Include binary files in your C/C++ applications with ease
#include "incbin.h" INCBIN(Icon, "icon.png"); // This translation unit now has three symbols // const unsigned char gIconData; // const unsigned char *const gIconEnd; // a marker to the end, take the address to get the ending pointer // const unsigned int gIconSize; // Reference in other translation units like this INCBIN_EXTERN(Icon); // This translation unit now has three extern symbols // Use `extern "C"` in case of writing C++ code // extern const unsigned char gIconData; // extern const unsigned char *const gIconEnd; // a marker to the end, take the address to get the ending pointer // extern const unsigned int gIconSize;
Known to work on the following compilers
If your compiler is not listed, as long as it supports GCC inline assembler, this should work.
INCBIN can be used in MISRA C setting. However it should be independently checked due to its use of inline assembly to achieve what it does. Independent verification of the header has been done several times based on commit: 7e327a28ba5467c4202ec37874beca7084e4b08c
The data included by this tool will be aligned on the architectures word boundary unless some variant of SIMD is detected, then it's aligned on a byte boundary that respects SIMD convention just incase your binary data may be used in vectorized code. The table of the alignments for SIMD this header recognizes is as follows:
|SSE, SSE2, SSE3, SSSE3, SSE4.1, SSE4.2||16|
incbin.h emits symbols with a
g prefix. This can be adjusted by defining
INCBIN_PREFIX before including
incbin.h with a desired prefix.

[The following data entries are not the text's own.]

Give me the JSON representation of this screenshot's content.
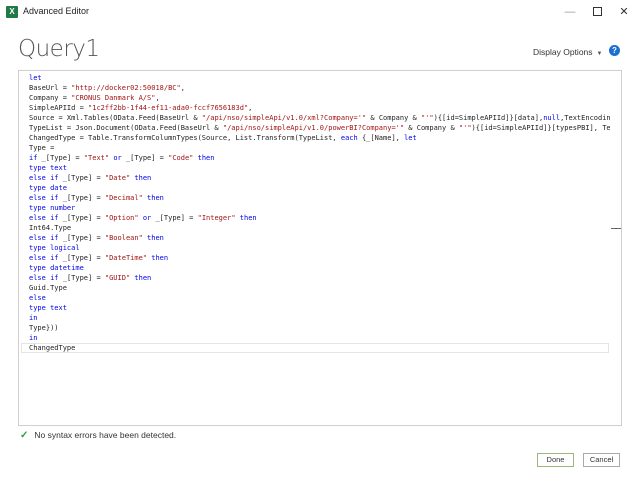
{
  "window": {
    "app_icon": "X",
    "title": "Advanced Editor",
    "controls": {
      "minimize": "—",
      "maximize": "",
      "close": "✕"
    }
  },
  "header": {
    "query_name": "Query1",
    "display_options_label": "Display Options",
    "help_glyph": "?"
  },
  "editor": {
    "lines": [
      [
        {
          "t": "let",
          "c": "k"
        }
      ],
      [
        {
          "t": "BaseUrl = "
        },
        {
          "t": "\"http://docker02:50018/BC\"",
          "c": "s"
        },
        {
          "t": ","
        }
      ],
      [
        {
          "t": "Company = "
        },
        {
          "t": "\"CRONUS Danmark A/S\"",
          "c": "s"
        },
        {
          "t": ","
        }
      ],
      [
        {
          "t": "SimpleAPIId = "
        },
        {
          "t": "\"1c2ff2bb-1f44-ef11-ada0-fccf7656183d\"",
          "c": "s"
        },
        {
          "t": ","
        }
      ],
      [
        {
          "t": "Source = Xml.Tables(OData.Feed(BaseUrl & "
        },
        {
          "t": "\"/api/nso/simpleApi/v1.0/xml?Company='\"",
          "c": "s"
        },
        {
          "t": " & Company & "
        },
        {
          "t": "\"'\"",
          "c": "s"
        },
        {
          "t": "){[id=SimpleAPIId]}[data],"
        },
        {
          "t": "null",
          "c": "k"
        },
        {
          "t": ",TextEncoding.U"
        }
      ],
      [
        {
          "t": "TypeList = Json.Document(OData.Feed(BaseUrl & "
        },
        {
          "t": "\"/api/nso/simpleApi/v1.0/powerBI?Company='\"",
          "c": "s"
        },
        {
          "t": " & Company & "
        },
        {
          "t": "\"'\"",
          "c": "s"
        },
        {
          "t": "){[id=SimpleAPIId]}[typesPBI], TextE"
        }
      ],
      [
        {
          "t": "ChangedType = Table.TransformColumnTypes(Source, List.Transform(TypeList, "
        },
        {
          "t": "each",
          "c": "k"
        },
        {
          "t": " {_[Name], "
        },
        {
          "t": "let",
          "c": "k"
        }
      ],
      [
        {
          "t": "Type ="
        }
      ],
      [
        {
          "t": "if",
          "c": "k"
        },
        {
          "t": " _[Type] = "
        },
        {
          "t": "\"Text\"",
          "c": "s"
        },
        {
          "t": " "
        },
        {
          "t": "or",
          "c": "k"
        },
        {
          "t": " _[Type] = "
        },
        {
          "t": "\"Code\"",
          "c": "s"
        },
        {
          "t": " "
        },
        {
          "t": "then",
          "c": "k"
        }
      ],
      [
        {
          "t": "type text",
          "c": "k"
        }
      ],
      [
        {
          "t": "else if",
          "c": "k"
        },
        {
          "t": " _[Type] = "
        },
        {
          "t": "\"Date\"",
          "c": "s"
        },
        {
          "t": " "
        },
        {
          "t": "then",
          "c": "k"
        }
      ],
      [
        {
          "t": "type date",
          "c": "k"
        }
      ],
      [
        {
          "t": "else if",
          "c": "k"
        },
        {
          "t": " _[Type] = "
        },
        {
          "t": "\"Decimal\"",
          "c": "s"
        },
        {
          "t": " "
        },
        {
          "t": "then",
          "c": "k"
        }
      ],
      [
        {
          "t": "type number",
          "c": "k"
        }
      ],
      [
        {
          "t": "else if",
          "c": "k"
        },
        {
          "t": " _[Type] = "
        },
        {
          "t": "\"Option\"",
          "c": "s"
        },
        {
          "t": " "
        },
        {
          "t": "or",
          "c": "k"
        },
        {
          "t": " _[Type] = "
        },
        {
          "t": "\"Integer\"",
          "c": "s"
        },
        {
          "t": " "
        },
        {
          "t": "then",
          "c": "k"
        }
      ],
      [
        {
          "t": "Int64.Type"
        }
      ],
      [
        {
          "t": "else if",
          "c": "k"
        },
        {
          "t": " _[Type] = "
        },
        {
          "t": "\"Boolean\"",
          "c": "s"
        },
        {
          "t": " "
        },
        {
          "t": "then",
          "c": "k"
        }
      ],
      [
        {
          "t": "type logical",
          "c": "k"
        }
      ],
      [
        {
          "t": "else if",
          "c": "k"
        },
        {
          "t": " _[Type] = "
        },
        {
          "t": "\"DateTime\"",
          "c": "s"
        },
        {
          "t": " "
        },
        {
          "t": "then",
          "c": "k"
        }
      ],
      [
        {
          "t": "type datetime",
          "c": "k"
        }
      ],
      [
        {
          "t": "else if",
          "c": "k"
        },
        {
          "t": " _[Type] = "
        },
        {
          "t": "\"GUID\"",
          "c": "s"
        },
        {
          "t": " "
        },
        {
          "t": "then",
          "c": "k"
        }
      ],
      [
        {
          "t": "Guid.Type"
        }
      ],
      [
        {
          "t": "else",
          "c": "k"
        }
      ],
      [
        {
          "t": "type text",
          "c": "k"
        }
      ],
      [
        {
          "t": "in",
          "c": "k"
        }
      ],
      [
        {
          "t": "Type}))"
        }
      ],
      [
        {
          "t": "in",
          "c": "k"
        }
      ],
      [
        {
          "t": "ChangedType"
        }
      ]
    ]
  },
  "status": {
    "check_glyph": "✓",
    "message": "No syntax errors have been detected."
  },
  "footer": {
    "done_label": "Done",
    "cancel_label": "Cancel"
  },
  "colors": {
    "keyword": "#0000e6",
    "string": "#a31515",
    "excel_green": "#1f7a45",
    "help_blue": "#1b6fd1",
    "success_green": "#2e9e3e"
  }
}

For instance
#define INCBIN_PREFIX g_ #include "incbin.h" INCBIN(test, "test.txt"); // This translation unit now has three symbols // const unsigned char g_testData; // const unsigned char *const g_testEnd; // const unsigned int g_testSize;
You can also choose to have no prefix by defining the prefix with nothing, for example:
#define INCBIN_PREFIX #include "incbin.h" INCBIN(test, "test.txt"); // This translation unit now has three symbols // const unsigned char testData; // const unsigned char *const testEnd; // const unsigned int testSize;
incbin.h emits symbols with
CamelCase style. This can be adjusted by defining
INCBIN_STYLE before including
incbin.h to change the style. There are two possible styles to choose from
#define INCBIN_STYLE INCBIN_STYLE_SNAKE #include "incbin.h" INCBIN(test, "test.txt"); // This translation unit now has three symbols // const unsigned char gtest_data; // const unsigned char *const gtest_end; // const unsigned int gtest_size;
Combining both the style and prefix allows for you to adjust
incbin.h to suite your existing style and practices.
incbin.h emits into the read-only linker output section used on the detected platform. If you need to override this for whatever reason, you can manually specify the linker output section.
For example, to emit data into program memory for esp8266/Arduino:
#define INCBIN_OUTPUT_SECTION ".irom.text" #include "incbin.h" INCBIN(Foo, "foo.txt"); // Data is emitted into program memory that never gets copied to RAM
INCBIN is a macro which uses the inline assembler provided by almost all compilers to include binary files. It achieves this by utilizing the
.incbin directive of the inline assembler. It then uses the assembler to calculate the size of the included binary and exports two global symbols that can be externally referenced in other translation units which contain the data and size of the included binary data respectively.
Supporting MSVC is slightly harder as MSVC lacks an inline assembler which can include data. To support this we ship a tool which can process source files containing
INCBIN macro usage and generate an external source file containing the data of all of them combined. This file is named
data.c by default. Just include it into your build and use the
incbin.h to reference data as needed. It‘s suggested you integrate this tool as part of your projects’s pre-build events so that this can be automated. A more comprehensive list of options for this tool can be viewed by invoking the tool with
If you‘re using a custom prefix, be sure to specify the prefix on the command line with
-p <prefix> so that everything matches up; similarly, if you’re using a custom style, be sure to specify the style on the command line with
-S <style> as well.
Documentation for the API is provided by the header using Doxygen notation. For licensing information see UNLICENSE.